◆ What is being asked:
Which lines of the material contain the word "JSON"? Show each one.

◆ Excerpted records:
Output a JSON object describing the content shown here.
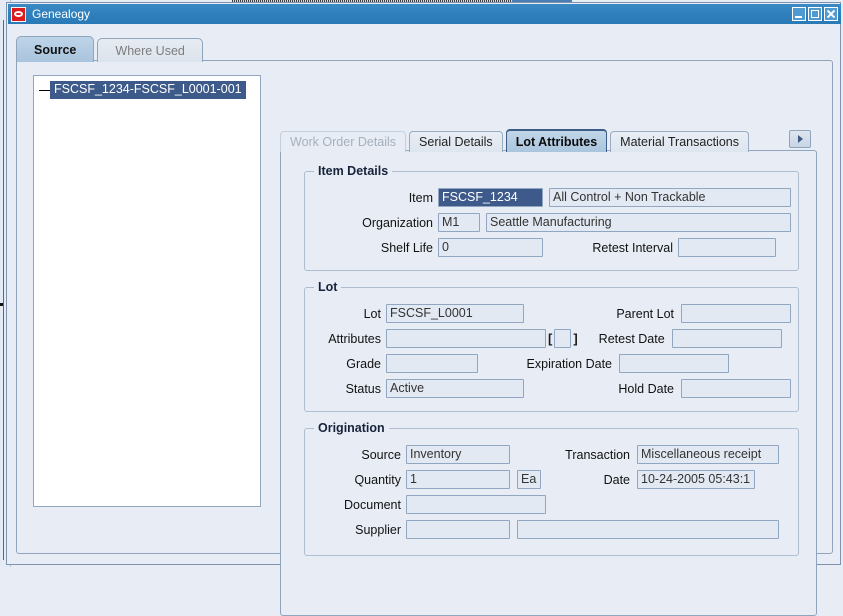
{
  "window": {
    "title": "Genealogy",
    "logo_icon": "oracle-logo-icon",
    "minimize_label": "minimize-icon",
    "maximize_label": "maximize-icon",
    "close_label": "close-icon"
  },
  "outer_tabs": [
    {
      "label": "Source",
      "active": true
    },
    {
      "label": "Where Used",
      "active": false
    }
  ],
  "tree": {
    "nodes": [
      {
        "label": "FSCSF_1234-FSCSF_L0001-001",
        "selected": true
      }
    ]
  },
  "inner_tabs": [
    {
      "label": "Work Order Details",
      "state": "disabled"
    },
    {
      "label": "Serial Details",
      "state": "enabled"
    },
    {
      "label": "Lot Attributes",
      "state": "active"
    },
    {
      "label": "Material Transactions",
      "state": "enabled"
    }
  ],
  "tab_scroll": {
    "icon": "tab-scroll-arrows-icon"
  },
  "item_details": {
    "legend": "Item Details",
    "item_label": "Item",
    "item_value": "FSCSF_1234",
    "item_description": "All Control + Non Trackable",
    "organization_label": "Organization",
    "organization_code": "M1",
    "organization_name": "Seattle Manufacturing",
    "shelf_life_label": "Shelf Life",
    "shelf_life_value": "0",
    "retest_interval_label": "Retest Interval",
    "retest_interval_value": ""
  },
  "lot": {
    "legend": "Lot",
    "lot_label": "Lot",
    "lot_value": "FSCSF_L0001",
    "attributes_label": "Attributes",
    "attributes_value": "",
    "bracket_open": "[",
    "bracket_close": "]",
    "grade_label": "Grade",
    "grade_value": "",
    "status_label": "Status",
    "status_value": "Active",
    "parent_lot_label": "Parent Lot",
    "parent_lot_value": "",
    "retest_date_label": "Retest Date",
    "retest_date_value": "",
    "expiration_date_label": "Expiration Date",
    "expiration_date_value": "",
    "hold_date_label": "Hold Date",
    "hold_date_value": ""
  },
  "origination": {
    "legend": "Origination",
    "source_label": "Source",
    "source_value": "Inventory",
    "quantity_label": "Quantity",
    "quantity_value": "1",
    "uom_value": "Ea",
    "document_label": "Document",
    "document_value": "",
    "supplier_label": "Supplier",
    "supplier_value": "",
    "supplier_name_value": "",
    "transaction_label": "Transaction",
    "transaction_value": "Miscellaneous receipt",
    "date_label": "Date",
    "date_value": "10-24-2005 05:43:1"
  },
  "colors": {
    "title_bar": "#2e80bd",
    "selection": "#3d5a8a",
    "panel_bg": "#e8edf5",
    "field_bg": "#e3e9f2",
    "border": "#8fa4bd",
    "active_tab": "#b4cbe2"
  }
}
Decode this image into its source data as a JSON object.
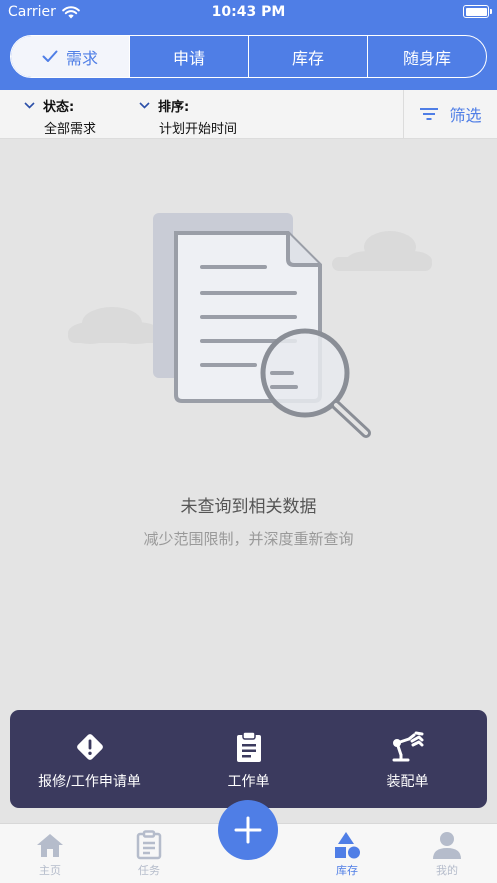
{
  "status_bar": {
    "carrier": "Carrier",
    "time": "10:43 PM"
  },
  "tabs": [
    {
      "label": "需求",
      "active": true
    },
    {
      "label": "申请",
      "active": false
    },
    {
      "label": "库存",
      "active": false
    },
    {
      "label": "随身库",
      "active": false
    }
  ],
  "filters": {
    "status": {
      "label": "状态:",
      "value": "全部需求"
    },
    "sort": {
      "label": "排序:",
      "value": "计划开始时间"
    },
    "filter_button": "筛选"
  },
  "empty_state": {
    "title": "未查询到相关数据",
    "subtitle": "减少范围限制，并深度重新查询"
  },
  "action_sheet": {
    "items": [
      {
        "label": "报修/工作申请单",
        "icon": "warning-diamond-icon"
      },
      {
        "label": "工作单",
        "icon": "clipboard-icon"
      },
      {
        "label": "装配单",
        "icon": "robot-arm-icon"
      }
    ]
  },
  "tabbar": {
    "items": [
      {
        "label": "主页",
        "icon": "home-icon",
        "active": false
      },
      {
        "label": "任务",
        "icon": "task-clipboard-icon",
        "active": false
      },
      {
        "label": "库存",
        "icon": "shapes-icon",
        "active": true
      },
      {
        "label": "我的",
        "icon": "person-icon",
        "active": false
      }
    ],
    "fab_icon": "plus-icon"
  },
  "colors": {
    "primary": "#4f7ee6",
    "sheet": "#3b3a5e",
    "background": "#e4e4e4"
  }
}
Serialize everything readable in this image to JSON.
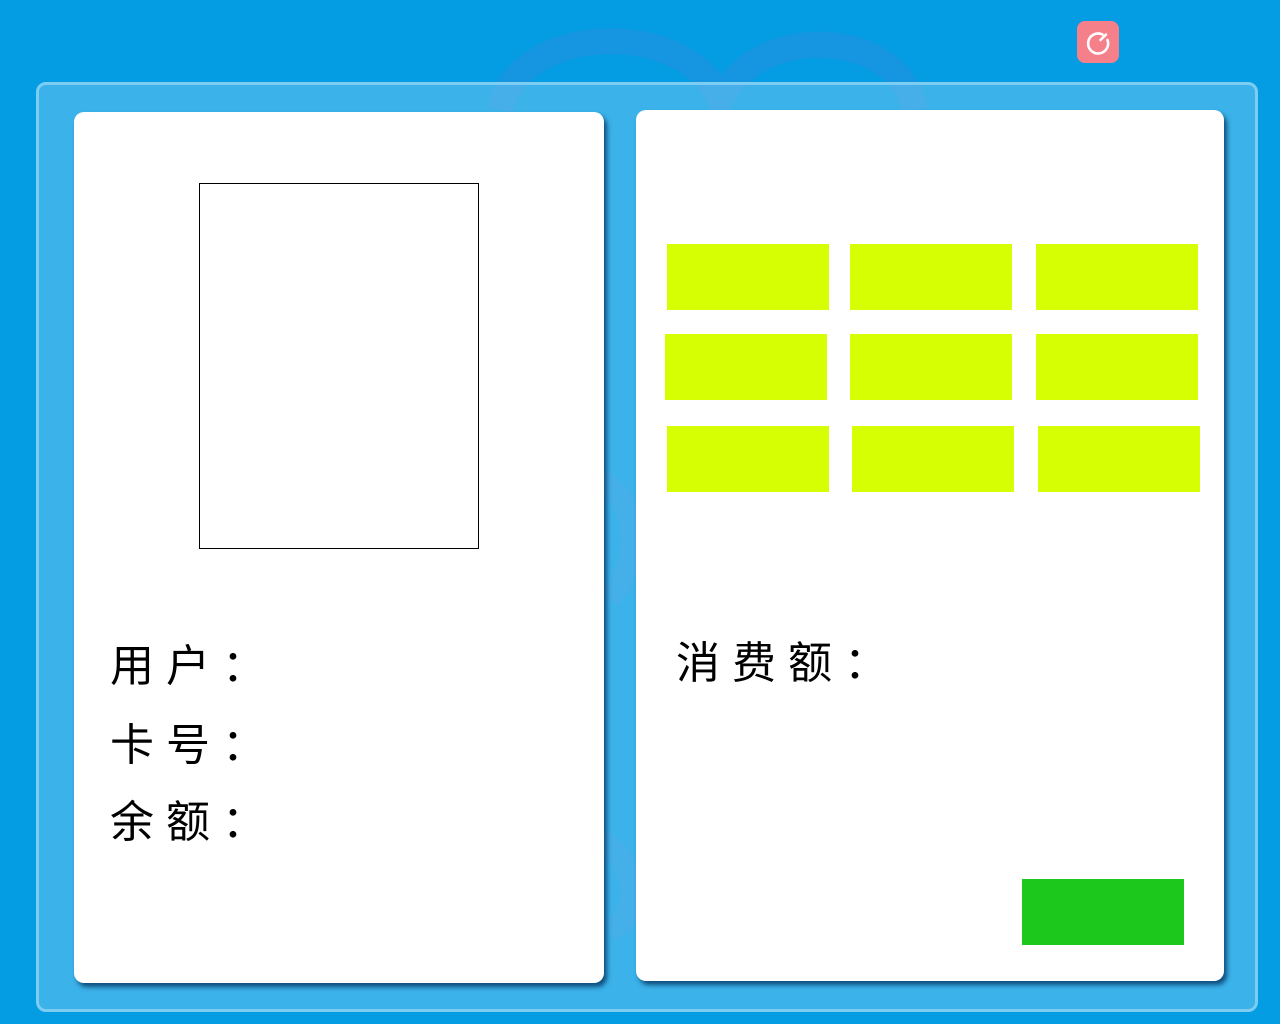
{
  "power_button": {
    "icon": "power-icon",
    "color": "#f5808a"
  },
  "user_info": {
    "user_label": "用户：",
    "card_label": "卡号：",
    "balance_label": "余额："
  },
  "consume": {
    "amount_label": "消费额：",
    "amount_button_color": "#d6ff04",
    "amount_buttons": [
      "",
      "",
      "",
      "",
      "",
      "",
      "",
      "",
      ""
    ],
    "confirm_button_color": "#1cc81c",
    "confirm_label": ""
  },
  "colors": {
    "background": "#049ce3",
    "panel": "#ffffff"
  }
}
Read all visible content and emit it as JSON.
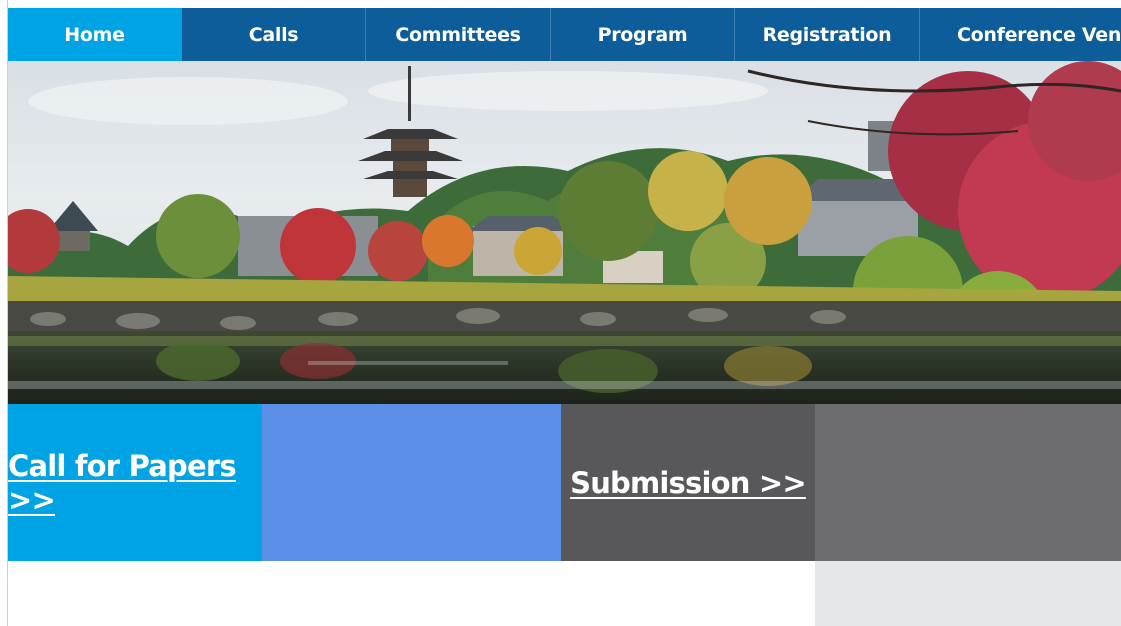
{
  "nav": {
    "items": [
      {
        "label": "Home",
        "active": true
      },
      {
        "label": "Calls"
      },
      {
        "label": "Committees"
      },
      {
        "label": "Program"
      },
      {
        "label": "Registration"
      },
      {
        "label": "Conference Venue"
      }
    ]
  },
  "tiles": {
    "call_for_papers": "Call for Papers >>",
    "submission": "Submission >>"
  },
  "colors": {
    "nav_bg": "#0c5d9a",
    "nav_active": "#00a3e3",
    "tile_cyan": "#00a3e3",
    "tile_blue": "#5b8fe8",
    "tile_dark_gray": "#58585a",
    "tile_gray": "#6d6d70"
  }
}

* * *

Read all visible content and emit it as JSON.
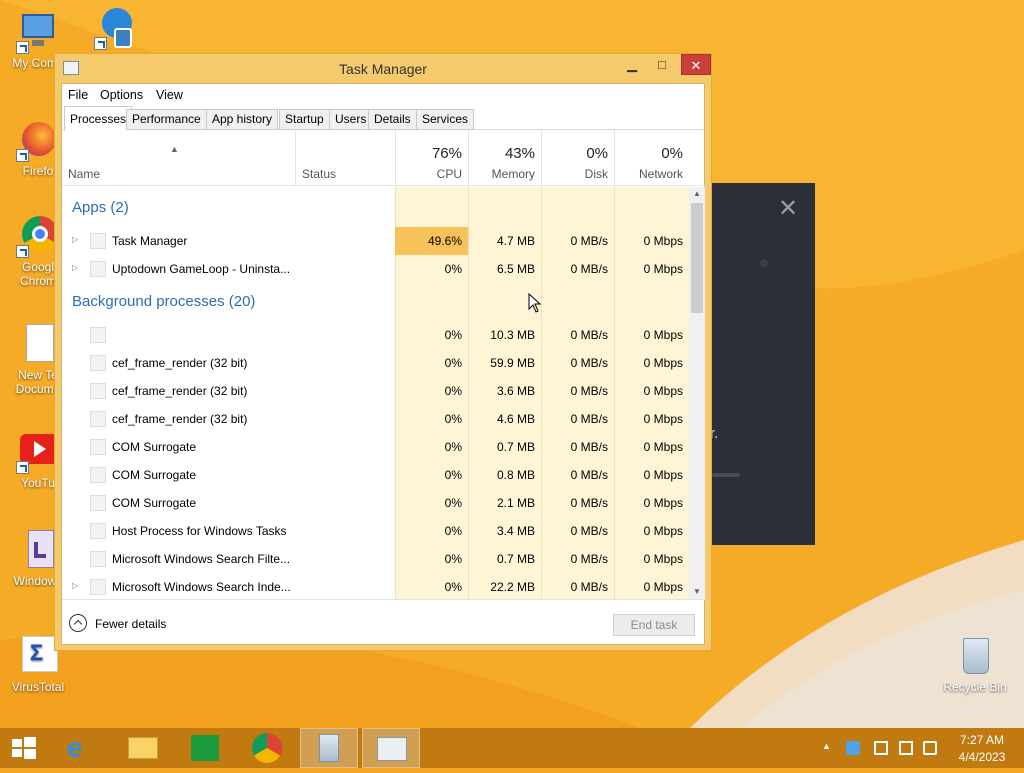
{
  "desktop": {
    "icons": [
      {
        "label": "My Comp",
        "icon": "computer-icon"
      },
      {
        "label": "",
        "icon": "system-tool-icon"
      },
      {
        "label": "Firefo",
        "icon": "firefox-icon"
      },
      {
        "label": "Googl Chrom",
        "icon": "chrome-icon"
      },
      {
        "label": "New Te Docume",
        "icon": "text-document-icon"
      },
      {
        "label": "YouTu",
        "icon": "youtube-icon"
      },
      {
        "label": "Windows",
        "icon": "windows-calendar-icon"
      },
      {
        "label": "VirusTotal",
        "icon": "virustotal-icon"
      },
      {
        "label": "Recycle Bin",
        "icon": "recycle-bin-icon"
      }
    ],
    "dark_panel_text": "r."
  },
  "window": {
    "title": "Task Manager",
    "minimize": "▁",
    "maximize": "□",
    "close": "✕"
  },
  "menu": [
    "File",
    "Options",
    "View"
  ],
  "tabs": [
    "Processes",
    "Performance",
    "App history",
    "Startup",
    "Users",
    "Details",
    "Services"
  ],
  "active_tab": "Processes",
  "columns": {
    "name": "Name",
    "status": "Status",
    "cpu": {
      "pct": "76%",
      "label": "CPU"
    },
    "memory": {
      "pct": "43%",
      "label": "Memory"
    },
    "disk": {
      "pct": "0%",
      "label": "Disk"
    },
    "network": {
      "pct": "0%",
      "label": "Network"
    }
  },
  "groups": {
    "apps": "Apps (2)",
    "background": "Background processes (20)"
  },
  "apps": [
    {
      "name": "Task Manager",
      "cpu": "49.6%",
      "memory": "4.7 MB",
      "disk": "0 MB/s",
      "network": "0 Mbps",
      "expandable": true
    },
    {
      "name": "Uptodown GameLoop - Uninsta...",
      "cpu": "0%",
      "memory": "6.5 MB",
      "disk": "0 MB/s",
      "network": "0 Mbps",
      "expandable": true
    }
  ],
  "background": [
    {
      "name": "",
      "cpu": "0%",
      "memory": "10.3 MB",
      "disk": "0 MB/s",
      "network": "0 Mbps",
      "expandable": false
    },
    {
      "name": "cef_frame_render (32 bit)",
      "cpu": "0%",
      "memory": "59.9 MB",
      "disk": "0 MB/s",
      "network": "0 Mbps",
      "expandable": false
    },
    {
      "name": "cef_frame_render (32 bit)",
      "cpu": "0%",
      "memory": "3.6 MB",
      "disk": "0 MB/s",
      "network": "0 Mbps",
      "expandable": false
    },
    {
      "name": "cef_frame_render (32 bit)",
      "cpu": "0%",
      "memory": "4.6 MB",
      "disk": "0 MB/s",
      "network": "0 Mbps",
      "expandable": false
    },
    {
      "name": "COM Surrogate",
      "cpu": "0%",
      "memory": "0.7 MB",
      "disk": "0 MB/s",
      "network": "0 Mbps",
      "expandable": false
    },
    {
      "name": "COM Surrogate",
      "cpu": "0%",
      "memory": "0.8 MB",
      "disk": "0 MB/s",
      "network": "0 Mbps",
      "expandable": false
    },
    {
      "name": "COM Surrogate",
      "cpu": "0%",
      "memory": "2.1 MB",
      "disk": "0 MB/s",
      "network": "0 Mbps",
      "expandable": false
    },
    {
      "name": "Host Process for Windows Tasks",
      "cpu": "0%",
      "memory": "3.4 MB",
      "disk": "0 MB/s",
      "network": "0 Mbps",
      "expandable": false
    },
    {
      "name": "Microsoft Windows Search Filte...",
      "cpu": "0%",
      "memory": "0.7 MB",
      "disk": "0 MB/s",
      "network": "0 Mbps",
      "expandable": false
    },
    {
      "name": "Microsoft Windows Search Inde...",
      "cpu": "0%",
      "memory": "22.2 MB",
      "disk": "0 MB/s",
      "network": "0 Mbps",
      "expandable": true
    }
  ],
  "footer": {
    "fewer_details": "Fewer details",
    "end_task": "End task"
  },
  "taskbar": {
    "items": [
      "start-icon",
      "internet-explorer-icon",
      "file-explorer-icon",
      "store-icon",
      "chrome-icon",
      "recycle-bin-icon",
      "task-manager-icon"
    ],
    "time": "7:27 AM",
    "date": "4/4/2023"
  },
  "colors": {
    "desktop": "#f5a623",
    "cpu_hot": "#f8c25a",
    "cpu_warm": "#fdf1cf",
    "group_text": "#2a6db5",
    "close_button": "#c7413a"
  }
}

◆ Task result:
Output a JSON object describing the content shown here.
Decode this image into its source data as a JSON object.
Serialize everything readable in this image to JSON.
Read all visible content and emit it as JSON.
Read all visible content and emit it as JSON.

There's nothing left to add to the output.